INPUT MATERIAL Block Start

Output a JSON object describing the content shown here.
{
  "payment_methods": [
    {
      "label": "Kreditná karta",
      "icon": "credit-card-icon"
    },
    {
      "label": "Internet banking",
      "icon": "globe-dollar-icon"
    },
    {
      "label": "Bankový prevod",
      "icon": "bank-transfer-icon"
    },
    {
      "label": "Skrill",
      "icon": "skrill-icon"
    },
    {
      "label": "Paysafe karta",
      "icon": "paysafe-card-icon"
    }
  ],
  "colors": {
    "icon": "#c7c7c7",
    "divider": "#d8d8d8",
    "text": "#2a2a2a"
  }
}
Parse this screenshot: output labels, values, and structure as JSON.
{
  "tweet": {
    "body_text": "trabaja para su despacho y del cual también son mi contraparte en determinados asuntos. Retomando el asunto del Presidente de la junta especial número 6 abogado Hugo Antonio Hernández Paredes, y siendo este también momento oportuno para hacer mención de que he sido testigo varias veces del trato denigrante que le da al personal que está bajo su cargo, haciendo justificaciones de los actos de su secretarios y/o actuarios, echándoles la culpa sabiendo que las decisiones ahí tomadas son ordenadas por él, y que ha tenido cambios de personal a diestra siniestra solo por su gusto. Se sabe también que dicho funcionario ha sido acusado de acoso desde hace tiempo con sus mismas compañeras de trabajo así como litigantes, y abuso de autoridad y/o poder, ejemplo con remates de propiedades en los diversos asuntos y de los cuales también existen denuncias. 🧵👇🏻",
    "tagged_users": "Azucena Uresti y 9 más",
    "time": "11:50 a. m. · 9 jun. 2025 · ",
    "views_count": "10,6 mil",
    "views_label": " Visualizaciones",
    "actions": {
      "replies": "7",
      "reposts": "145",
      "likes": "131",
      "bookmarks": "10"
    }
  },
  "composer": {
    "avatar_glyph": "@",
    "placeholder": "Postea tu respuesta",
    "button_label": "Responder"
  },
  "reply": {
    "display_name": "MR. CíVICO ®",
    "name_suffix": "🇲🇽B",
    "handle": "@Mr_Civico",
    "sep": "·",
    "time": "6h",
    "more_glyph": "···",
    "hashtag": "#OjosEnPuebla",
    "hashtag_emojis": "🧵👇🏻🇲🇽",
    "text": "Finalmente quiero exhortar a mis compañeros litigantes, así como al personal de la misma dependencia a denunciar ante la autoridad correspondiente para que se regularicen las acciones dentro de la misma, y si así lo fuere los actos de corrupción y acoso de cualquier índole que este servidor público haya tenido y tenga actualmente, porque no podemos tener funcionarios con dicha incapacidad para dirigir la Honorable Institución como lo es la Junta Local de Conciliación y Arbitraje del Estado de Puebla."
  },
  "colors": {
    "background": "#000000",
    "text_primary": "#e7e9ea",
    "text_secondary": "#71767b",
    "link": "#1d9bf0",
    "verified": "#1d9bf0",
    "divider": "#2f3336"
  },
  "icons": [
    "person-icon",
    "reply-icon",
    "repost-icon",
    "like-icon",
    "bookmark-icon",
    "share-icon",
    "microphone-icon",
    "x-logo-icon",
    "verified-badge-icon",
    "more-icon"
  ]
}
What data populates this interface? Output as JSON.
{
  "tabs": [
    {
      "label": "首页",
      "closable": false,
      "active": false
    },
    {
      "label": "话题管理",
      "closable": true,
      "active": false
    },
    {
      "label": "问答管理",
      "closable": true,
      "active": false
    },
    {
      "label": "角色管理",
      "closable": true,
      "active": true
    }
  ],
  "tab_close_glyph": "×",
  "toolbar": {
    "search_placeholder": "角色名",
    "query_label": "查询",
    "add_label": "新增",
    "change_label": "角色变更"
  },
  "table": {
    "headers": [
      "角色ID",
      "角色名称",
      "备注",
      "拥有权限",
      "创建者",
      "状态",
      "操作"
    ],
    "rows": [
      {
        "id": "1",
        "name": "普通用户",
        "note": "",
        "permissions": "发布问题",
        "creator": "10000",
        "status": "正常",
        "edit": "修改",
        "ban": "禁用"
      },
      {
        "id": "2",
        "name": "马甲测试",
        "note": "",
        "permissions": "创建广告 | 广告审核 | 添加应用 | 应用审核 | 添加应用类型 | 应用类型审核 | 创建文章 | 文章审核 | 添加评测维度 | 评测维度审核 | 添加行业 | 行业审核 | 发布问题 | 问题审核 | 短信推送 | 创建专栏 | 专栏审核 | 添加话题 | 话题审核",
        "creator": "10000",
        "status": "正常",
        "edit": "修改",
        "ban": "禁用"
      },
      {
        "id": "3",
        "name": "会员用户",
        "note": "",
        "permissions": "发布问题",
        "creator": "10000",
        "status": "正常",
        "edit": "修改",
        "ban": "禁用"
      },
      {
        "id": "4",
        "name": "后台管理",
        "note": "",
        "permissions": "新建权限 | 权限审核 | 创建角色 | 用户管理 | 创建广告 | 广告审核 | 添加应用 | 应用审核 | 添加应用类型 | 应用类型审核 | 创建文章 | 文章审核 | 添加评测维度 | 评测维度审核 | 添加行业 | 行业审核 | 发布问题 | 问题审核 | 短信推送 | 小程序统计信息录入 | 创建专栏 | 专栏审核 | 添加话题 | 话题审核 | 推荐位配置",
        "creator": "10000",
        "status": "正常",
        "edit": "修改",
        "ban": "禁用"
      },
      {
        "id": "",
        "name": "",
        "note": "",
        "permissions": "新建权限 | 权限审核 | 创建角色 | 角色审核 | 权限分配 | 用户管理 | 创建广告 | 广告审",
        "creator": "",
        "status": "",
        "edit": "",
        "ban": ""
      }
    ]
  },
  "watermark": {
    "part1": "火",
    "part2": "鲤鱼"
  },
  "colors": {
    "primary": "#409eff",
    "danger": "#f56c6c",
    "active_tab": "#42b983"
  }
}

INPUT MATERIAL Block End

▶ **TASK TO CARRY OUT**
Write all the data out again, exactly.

▶ **FINAL ANSWER**
Output a JSON object describing the content shown here.
{
  "payment_methods": [
    {
      "label": "Kreditná karta",
      "icon": "credit-card-icon"
    },
    {
      "label": "Internet banking",
      "icon": "globe-dollar-icon"
    },
    {
      "label": "Bankový prevod",
      "icon": "bank-transfer-icon"
    },
    {
      "label": "Skrill",
      "icon": "skrill-icon"
    },
    {
      "label": "Paysafe karta",
      "icon": "paysafe-card-icon"
    }
  ],
  "colors": {
    "icon": "#c7c7c7",
    "divider": "#d8d8d8",
    "text": "#2a2a2a"
  }
}
Parse this screenshot: output labels, values, and structure as JSON.
{
  "tweet": {
    "body_text": "trabaja para su despacho y del cual también son mi contraparte en determinados asuntos. Retomando el asunto del Presidente de la junta especial número 6 abogado Hugo Antonio Hernández Paredes, y siendo este también momento oportuno para hacer mención de que he sido testigo varias veces del trato denigrante que le da al personal que está bajo su cargo, haciendo justificaciones de los actos de su secretarios y/o actuarios, echándoles la culpa sabiendo que las decisiones ahí tomadas son ordenadas por él, y que ha tenido cambios de personal a diestra siniestra solo por su gusto. Se sabe también que dicho funcionario ha sido acusado de acoso desde hace tiempo con sus mismas compañeras de trabajo así como litigantes, y abuso de autoridad y/o poder, ejemplo con remates de propiedades en los diversos asuntos y de los cuales también existen denuncias. 🧵👇🏻",
    "tagged_users": "Azucena Uresti y 9 más",
    "time": "11:50 a. m. · 9 jun. 2025 · ",
    "views_count": "10,6 mil",
    "views_label": " Visualizaciones",
    "actions": {
      "replies": "7",
      "reposts": "145",
      "likes": "131",
      "bookmarks": "10"
    }
  },
  "composer": {
    "avatar_glyph": "@",
    "placeholder": "Postea tu respuesta",
    "button_label": "Responder"
  },
  "reply": {
    "display_name": "MR. CíVICO ®",
    "name_suffix": "🇲🇽B",
    "handle": "@Mr_Civico",
    "sep": "·",
    "time": "6h",
    "more_glyph": "···",
    "hashtag": "#OjosEnPuebla",
    "hashtag_emojis": "🧵👇🏻🇲🇽",
    "text": "Finalmente quiero exhortar a mis compañeros litigantes, así como al personal de la misma dependencia a denunciar ante la autoridad correspondiente para que se regularicen las acciones dentro de la misma, y si así lo fuere los actos de corrupción y acoso de cualquier índole que este servidor público haya tenido y tenga actualmente, porque no podemos tener funcionarios con dicha incapacidad para dirigir la Honorable Institución como lo es la Junta Local de Conciliación y Arbitraje del Estado de Puebla."
  },
  "colors": {
    "background": "#000000",
    "text_primary": "#e7e9ea",
    "text_secondary": "#71767b",
    "link": "#1d9bf0",
    "verified": "#1d9bf0",
    "divider": "#2f3336"
  },
  "icons": [
    "person-icon",
    "reply-icon",
    "repost-icon",
    "like-icon",
    "bookmark-icon",
    "share-icon",
    "microphone-icon",
    "x-logo-icon",
    "verified-badge-icon",
    "more-icon"
  ]
}
What data populates this interface? Output as JSON.
{
  "tabs": [
    {
      "label": "首页",
      "closable": false,
      "active": false
    },
    {
      "label": "话题管理",
      "closable": true,
      "active": false
    },
    {
      "label": "问答管理",
      "closable": true,
      "active": false
    },
    {
      "label": "角色管理",
      "closable": true,
      "active": true
    }
  ],
  "tab_close_glyph": "×",
  "toolbar": {
    "search_placeholder": "角色名",
    "query_label": "查询",
    "add_label": "新增",
    "change_label": "角色变更"
  },
  "table": {
    "headers": [
      "角色ID",
      "角色名称",
      "备注",
      "拥有权限",
      "创建者",
      "状态",
      "操作"
    ],
    "rows": [
      {
        "id": "1",
        "name": "普通用户",
        "note": "",
        "permissions": "发布问题",
        "creator": "10000",
        "status": "正常",
        "edit": "修改",
        "ban": "禁用"
      },
      {
        "id": "2",
        "name": "马甲测试",
        "note": "",
        "permissions": "创建广告 | 广告审核 | 添加应用 | 应用审核 | 添加应用类型 | 应用类型审核 | 创建文章 | 文章审核 | 添加评测维度 | 评测维度审核 | 添加行业 | 行业审核 | 发布问题 | 问题审核 | 短信推送 | 创建专栏 | 专栏审核 | 添加话题 | 话题审核",
        "creator": "10000",
        "status": "正常",
        "edit": "修改",
        "ban": "禁用"
      },
      {
        "id": "3",
        "name": "会员用户",
        "note": "",
        "permissions": "发布问题",
        "creator": "10000",
        "status": "正常",
        "edit": "修改",
        "ban": "禁用"
      },
      {
        "id": "4",
        "name": "后台管理",
        "note": "",
        "permissions": "新建权限 | 权限审核 | 创建角色 | 用户管理 | 创建广告 | 广告审核 | 添加应用 | 应用审核 | 添加应用类型 | 应用类型审核 | 创建文章 | 文章审核 | 添加评测维度 | 评测维度审核 | 添加行业 | 行业审核 | 发布问题 | 问题审核 | 短信推送 | 小程序统计信息录入 | 创建专栏 | 专栏审核 | 添加话题 | 话题审核 | 推荐位配置",
        "creator": "10000",
        "status": "正常",
        "edit": "修改",
        "ban": "禁用"
      },
      {
        "id": "",
        "name": "",
        "note": "",
        "permissions": "新建权限 | 权限审核 | 创建角色 | 角色审核 | 权限分配 | 用户管理 | 创建广告 | 广告审",
        "creator": "",
        "status": "",
        "edit": "",
        "ban": ""
      }
    ]
  },
  "watermark": {
    "part1": "火",
    "part2": "鲤鱼"
  },
  "colors": {
    "primary": "#409eff",
    "danger": "#f56c6c",
    "active_tab": "#42b983"
  }
}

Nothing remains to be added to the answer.